When it was first suspected that I might have a gastrointestinal disorder, they first did an EGD (upper endoscopy). It came back normal, besides a positive test for Barrett’s Esophagus. Next, they did a Gastric Nuclear Imaging Scan – also known by many as the egg test. For this you eat eggs that are radioactive. Scans are done periodically (how often depends on the doctor ordering the scans and the facility doing the scans), mine done at 15 minute intervals for the first hour, every hour for 2 hours then again at the 4 hour mark. It doesn’t hurt but is horrendously boring – if you are having this test done, bring something to entertain yourself (I suggest a laptop or DVD player)!
The test showed significant gastric emptying delay and was confirmed from that test, and the symtpoms of 24/7 nausea, distention, pain, early satiety and bloating, that I had gastroparesis. No one knows how I developed it, but it is hypothesized that I contracted a virus which ate away at my vagus nerve controlling my stomach, thus partially paralyzing it. I have idiopathic gastroparesis. Finally a diagnosis, but now what?
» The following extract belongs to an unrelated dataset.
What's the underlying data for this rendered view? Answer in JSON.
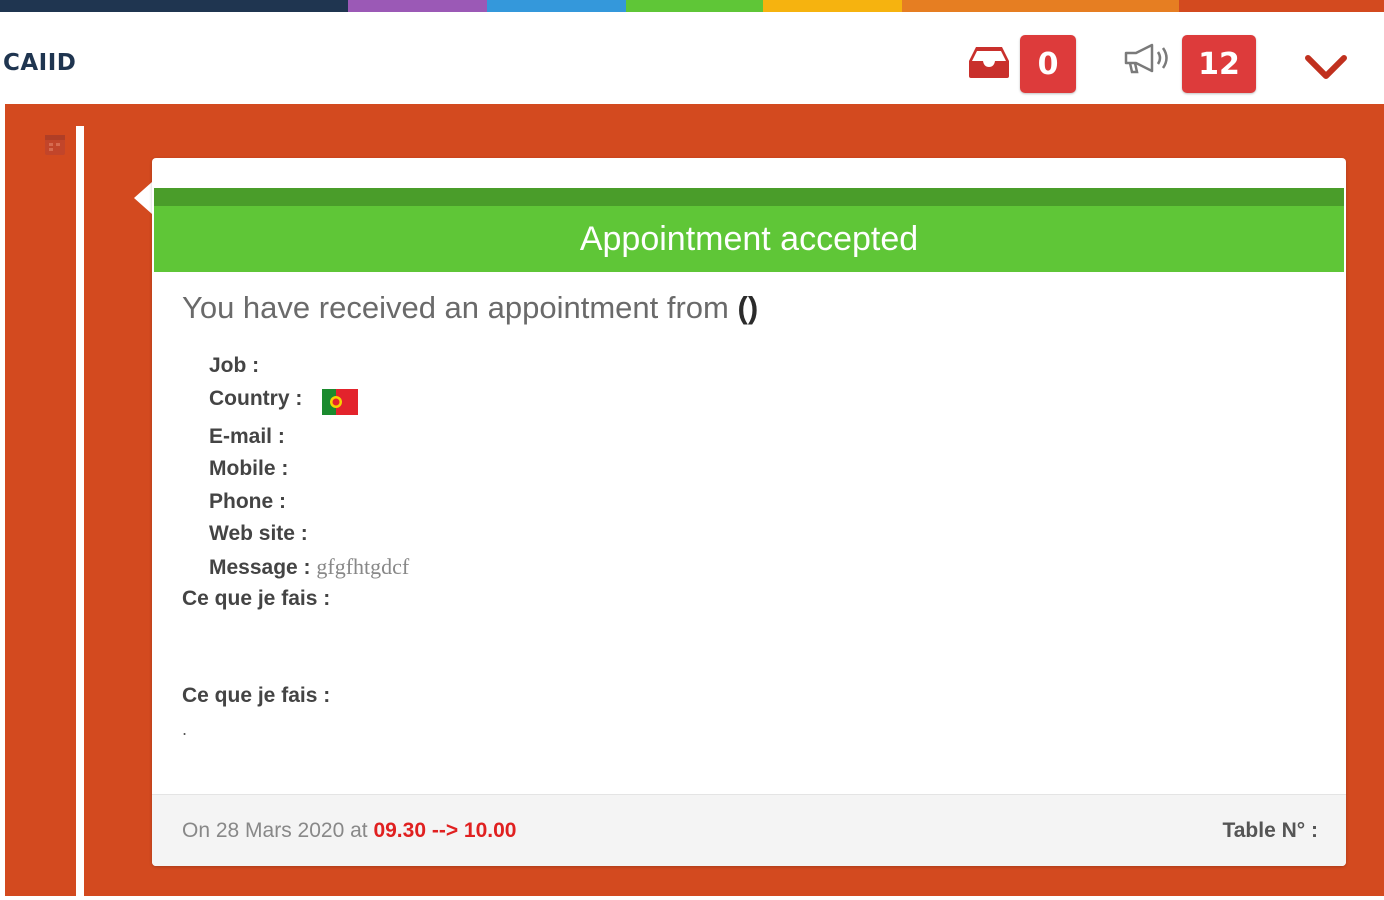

First round of motility drugs started, in hopes it would stimulate my stomach to empty. I was started on Reglan (metoclopramide), 4x a day 30 minutes before every meal and one before bed. Two days into this treatment and I had to stop. I developed severe anxiety and hand tremors (which I still experience a bit even today). This is because Reglan can cross the brain/blood barrier and mess with the nerves in the brain. Sometimes it can cause permanent Tardive Dyskinesia, something I feared I was developing. Some people, however, have a lot of success with Reglan and have taken it for many years without any issues. For me though, this unfortunately, was not the case.
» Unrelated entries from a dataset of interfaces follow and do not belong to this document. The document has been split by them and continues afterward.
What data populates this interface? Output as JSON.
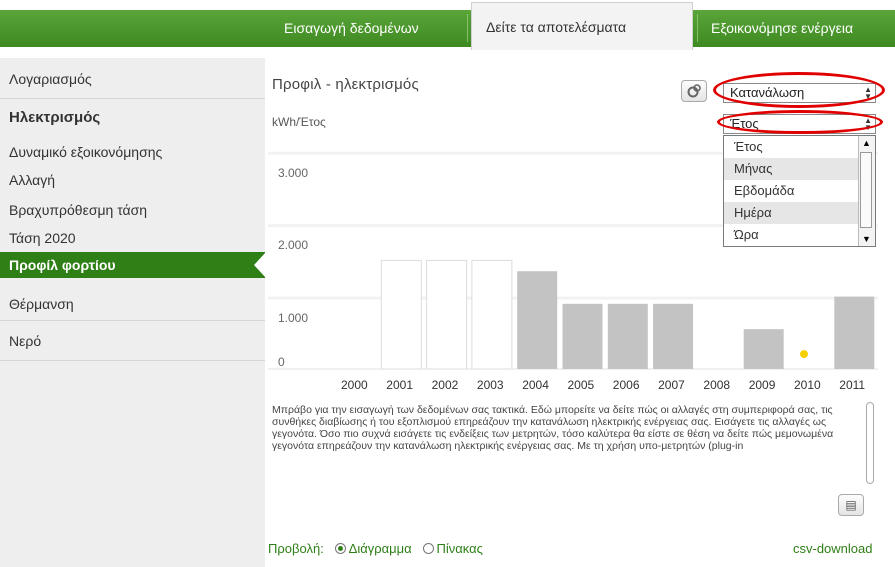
{
  "tabs": [
    {
      "label": "Εισαγωγή δεδομένων",
      "active": false
    },
    {
      "label": "Δείτε τα αποτελέσματα",
      "active": true
    },
    {
      "label": "Εξοικονόμησε ενέργεια",
      "active": false
    }
  ],
  "sidebar": {
    "items": [
      {
        "label": "Λογαριασμός"
      },
      {
        "label": "Ηλεκτρισμός"
      },
      {
        "label": "Δυναμικό εξοικονόμησης"
      },
      {
        "label": "Αλλαγή"
      },
      {
        "label": "Βραχυπρόθεσμη τάση"
      },
      {
        "label": "Τάση 2020"
      },
      {
        "label": "Προφίλ φορτίου"
      },
      {
        "label": "Θέρμανση"
      },
      {
        "label": "Νερό"
      }
    ]
  },
  "main": {
    "title": "Προφιλ - ηλεκτρισμός",
    "unit": "kWh/Έτος",
    "metric_select": "Κατανάλωση",
    "period_select": "Έτος",
    "period_options": [
      "Έτος",
      "Μήνας",
      "Εβδομάδα",
      "Ημέρα",
      "Ώρα"
    ],
    "description": "Μπράβο για την εισαγωγή των δεδομένων σας τακτικά. Εδώ μπορείτε να δείτε πώς οι αλλαγές στη συμπεριφορά σας, τις συνθήκες διαβίωσης ή του εξοπλισμού επηρεάζουν την κατανάλωση ηλεκτρικής ενέργειας σας. Εισάγετε τις αλλαγές ως γεγονότα. Όσο πιο συχνά εισάγετε τις ενδείξεις των μετρητών, τόσο καλύτερα θα είστε σε θέση να δείτε πώς μεμονωμένα γεγονότα επηρεάζουν την κατανάλωση ηλεκτρικής ενέργειας σας. Με τη χρήση υπο-μετρητών (plug-in"
  },
  "footer": {
    "view_label": "Προβολή:",
    "option_chart": "Διάγραμμα",
    "option_table": "Πίνακας",
    "csv": "csv-download"
  },
  "colors": {
    "green": "#2f7f17",
    "bar_gray": "#c3c3c3",
    "highlight_red": "#e00000",
    "dot_yellow": "#f5d000"
  },
  "chart_data": {
    "type": "bar",
    "categories": [
      "2000",
      "2001",
      "2002",
      "2003",
      "2004",
      "2005",
      "2006",
      "2007",
      "2008",
      "2009",
      "2010",
      "2011"
    ],
    "values": [
      null,
      1500,
      1500,
      1500,
      1350,
      900,
      900,
      900,
      null,
      550,
      null,
      1000
    ],
    "filled": [
      false,
      false,
      false,
      false,
      true,
      true,
      true,
      true,
      false,
      true,
      false,
      true
    ],
    "outlined": [
      false,
      true,
      true,
      true,
      true,
      false,
      false,
      false,
      false,
      false,
      false,
      false
    ],
    "point": {
      "x": "2010",
      "value": 40
    },
    "ylabel": "kWh/Έτος",
    "ylim": [
      0,
      3300
    ],
    "yticks": [
      "0",
      "1.000",
      "2.000",
      "3.000"
    ],
    "yticks_values": [
      0,
      1000,
      2000,
      3000
    ],
    "grid": true
  }
}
After I got off Reglan, I was tried on Erythromycin. Erythromycin is actually an antibiotic but has a side-effect of increasing gastric and intestinal motility. Yeah, I got prescribed something for its side effect. Sadly, this also did not help me. A minor setback given that under my impression, Erythromycin can only be used as a temporary solution since the antibiotic often becomes ineffective as the body adapts to it.
My doctor offered a last hope for relief by medication, and that hope was called Domperidone. Domperidone is not available in the United States but can be ordered from other countries (usually Canada) if accompanied by a doctor prescription. The reason it isn’t available in the United States is due to a slight side effect of tachycardia, or rapid heart rate, which could cause heart attacks. This is why your doctor may do periodic EKGs while taking Domperidone. Domperidone also takes awhile to kick in. I took it for 2 months without seeing any changes and therefore stopped the medication. Nothing seemed to work, and I continued to lose weight and feel sick. My doctor felt that surgery was the next step in controlling symptoms of my gastroparesis.
I did however have to remain on maintenance medications and here is a link to that silly dropdown menu some browsers have difficulty handling =)